This price range reflects the Kelley Blue Book Suggested Retail value for all trim levels, but not necessarily all available options.
The Kelley Blue Book Suggested Retail value represents the amount an auto dealer might ask for a specific vehicle; the actual sale price will vary. A vehicle's popularity, condition, warranty, color and local market conditions are factors involved in determining a final price. The retail value is not a trade-in or private party value.
The Suggested Retail value assumes that the vehicle has been fully reconditioned and has a clean title history. The Suggested Retail value also allows for advertising, sales commissions, insurance and other costs of doing business as a dealer. Most vehicles offered at this price have passed an inspection, and some may carry a warranty. Vehicle mileage is assumed to be normal or below normal.
Best Bets get above-average mpg, class-average or better reliability, class-average or better crash-test ratings, and our recommendation.
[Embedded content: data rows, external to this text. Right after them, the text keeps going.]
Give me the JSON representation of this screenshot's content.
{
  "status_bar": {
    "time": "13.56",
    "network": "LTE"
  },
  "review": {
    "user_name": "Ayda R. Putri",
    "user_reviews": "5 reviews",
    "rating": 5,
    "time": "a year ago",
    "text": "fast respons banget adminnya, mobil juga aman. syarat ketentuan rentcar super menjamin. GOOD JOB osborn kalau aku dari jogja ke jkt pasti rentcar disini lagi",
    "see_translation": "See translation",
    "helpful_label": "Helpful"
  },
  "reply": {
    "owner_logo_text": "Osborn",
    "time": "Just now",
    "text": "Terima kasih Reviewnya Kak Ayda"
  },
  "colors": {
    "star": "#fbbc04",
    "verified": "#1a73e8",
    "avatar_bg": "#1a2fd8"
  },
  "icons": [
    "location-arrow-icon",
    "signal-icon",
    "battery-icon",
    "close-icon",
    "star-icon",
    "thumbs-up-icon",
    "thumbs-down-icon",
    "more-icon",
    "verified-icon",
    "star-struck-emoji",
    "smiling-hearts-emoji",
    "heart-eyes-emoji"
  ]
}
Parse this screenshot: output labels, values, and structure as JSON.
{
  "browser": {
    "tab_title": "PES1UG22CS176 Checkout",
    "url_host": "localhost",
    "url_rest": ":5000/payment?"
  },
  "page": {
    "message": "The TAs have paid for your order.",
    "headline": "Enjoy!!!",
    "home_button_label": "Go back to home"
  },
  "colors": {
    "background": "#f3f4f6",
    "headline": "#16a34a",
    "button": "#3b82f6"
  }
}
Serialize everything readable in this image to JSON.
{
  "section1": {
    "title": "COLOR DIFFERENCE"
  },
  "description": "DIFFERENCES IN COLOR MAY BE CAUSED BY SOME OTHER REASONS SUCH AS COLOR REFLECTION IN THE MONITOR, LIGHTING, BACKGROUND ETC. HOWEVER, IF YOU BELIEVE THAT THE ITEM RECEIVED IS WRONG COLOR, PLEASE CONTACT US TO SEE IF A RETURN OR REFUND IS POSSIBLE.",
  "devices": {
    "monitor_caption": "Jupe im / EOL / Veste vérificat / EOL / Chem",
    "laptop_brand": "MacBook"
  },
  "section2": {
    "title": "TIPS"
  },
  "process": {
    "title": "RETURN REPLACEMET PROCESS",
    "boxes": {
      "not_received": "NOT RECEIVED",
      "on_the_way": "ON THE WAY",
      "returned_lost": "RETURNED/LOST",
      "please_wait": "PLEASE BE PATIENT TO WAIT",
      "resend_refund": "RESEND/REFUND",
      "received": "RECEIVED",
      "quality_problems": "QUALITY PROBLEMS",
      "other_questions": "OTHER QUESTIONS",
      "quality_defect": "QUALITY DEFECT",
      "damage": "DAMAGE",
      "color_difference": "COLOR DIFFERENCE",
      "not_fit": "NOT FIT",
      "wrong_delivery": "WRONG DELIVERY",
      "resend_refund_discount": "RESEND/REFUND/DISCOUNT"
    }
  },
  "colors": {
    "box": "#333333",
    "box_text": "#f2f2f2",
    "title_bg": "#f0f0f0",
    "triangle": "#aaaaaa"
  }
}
By Warren Brown
July 19, 1996
IT WAS TIME to say goodbye to the man and the car. The man was my father, Daniel T. Brown Sr., who died June 20 at 83. The car was the Buick Roadmaster, which expired this summer. The two shared more than season of departure. They were big,
conservative and peculiarly American. They had attitude. A lifelong teacher, my father understood the importance of discipline, work, merit and serving one's country. For Daddy, that also meant "buy American," which mostly meant buying General Motors
when it came to cars. My father and late mother, Lillian, owned a number of GM automobiles, mostly Chevrolets. When they came into a bit more money, Daddy wanted a more substantial car, "a big Buick," he said. But Mom wanted a Cadillac, and got
it. So, I figured it only fair to drive the last of the Roadmasters, the biggest of Buicks, to my father's funeral. That, plus the American flag honoring his Army service in World War II, was a fitting tribute to a life well lived. Background: The
hard truth is that the Roadmaster is gone because many of its would-be buyers, like my father, are gone -- or going. Buick officials said the average age of Roadmaster buyers is 65. Those buyers don't tend to be repeat customers. That's why Buick this
summer ended production of the big, rear-wheel drive Roadmaster, whose name originally appeared in the Buick lineup in 1936 and continued through the 1958 model year. The name was reintroduced on the 1991 Roadmaster Estate Wagon and 1992 Roadmaster
sedan. But the new Roadmaster's sales were dismal, falling 19 percent to 6,512 cars sold in the first four months of this year from a skimpy 8,037 sold in the same period last year. A similar fate affected the like-bodied Chevrolet Caprice and
Cadillac Fleetwood Brougham models, which also ended production this summer. Despite their considerable girth, I'm going to miss these cars. They were as comfortable as they were large. Every one of them, in fact, was a master of the road, especially
on leisurely cross-country trips. And, Lordy, they were loaded! Power everything: windows, door locks, front seats, steering, brakes. You only needed a few fingers and right foot to drive these cars. Standard equipment on all Roadmasters included
anti-lock brakes, dual air bags, electronically controlled air conditioning and analog gauges. Also standard was a 5.7-liter V-8 engine rated 260 horsepower at 5,000 rpm with torque rated 330 pound-feet at 2,400 rpm. And, of course, an electronically
controlled, four-speed automatic transmission was standard. Complaints: The bigness of it all -- nearly 18-feet-long and seven-feet wide, weighing 4,211 pounds. Praise: The bigness of it all, plus overall craftsmanship, "roadability" and
comfort. If you like big cars, you'll love this one, which is still hanging around some Buick dealer lots. Head-turning quotient: A thing of great dignity. Ride, acceleration and handling: Float, zoom and float. Th
e test Roadmaster's big V-8 took the worry out of lane changes, an often frightening experience in New Orleans traffic. Braking was excellent. Mileage: About 23 miles per gallon (23-gallon tank, estimated 510-milerange on usable volume of recommended
premium unleaded), combined city-highway, running with one to six occupants and a fully-loaded trunk (21 cubic feet). Sound system: AM/FM stereo radio and cassette with compact disc, GM/Delco. Excellent. Price: Base price on tested 1996 Buick
Roadmaster Limited sedan is $27,490. Dealer invoice on base model is $25,153. Price as tested is $29,025, including $945 in options and a $590 destination charge. Purse-strings note: Prices on leftover 1996 Roadmasters (and companion Chevrolet Caprice
and Cadillac Fleetwood Brougham models) are highly negotiable. Shop carefully. Also consider buying used for an even better deal.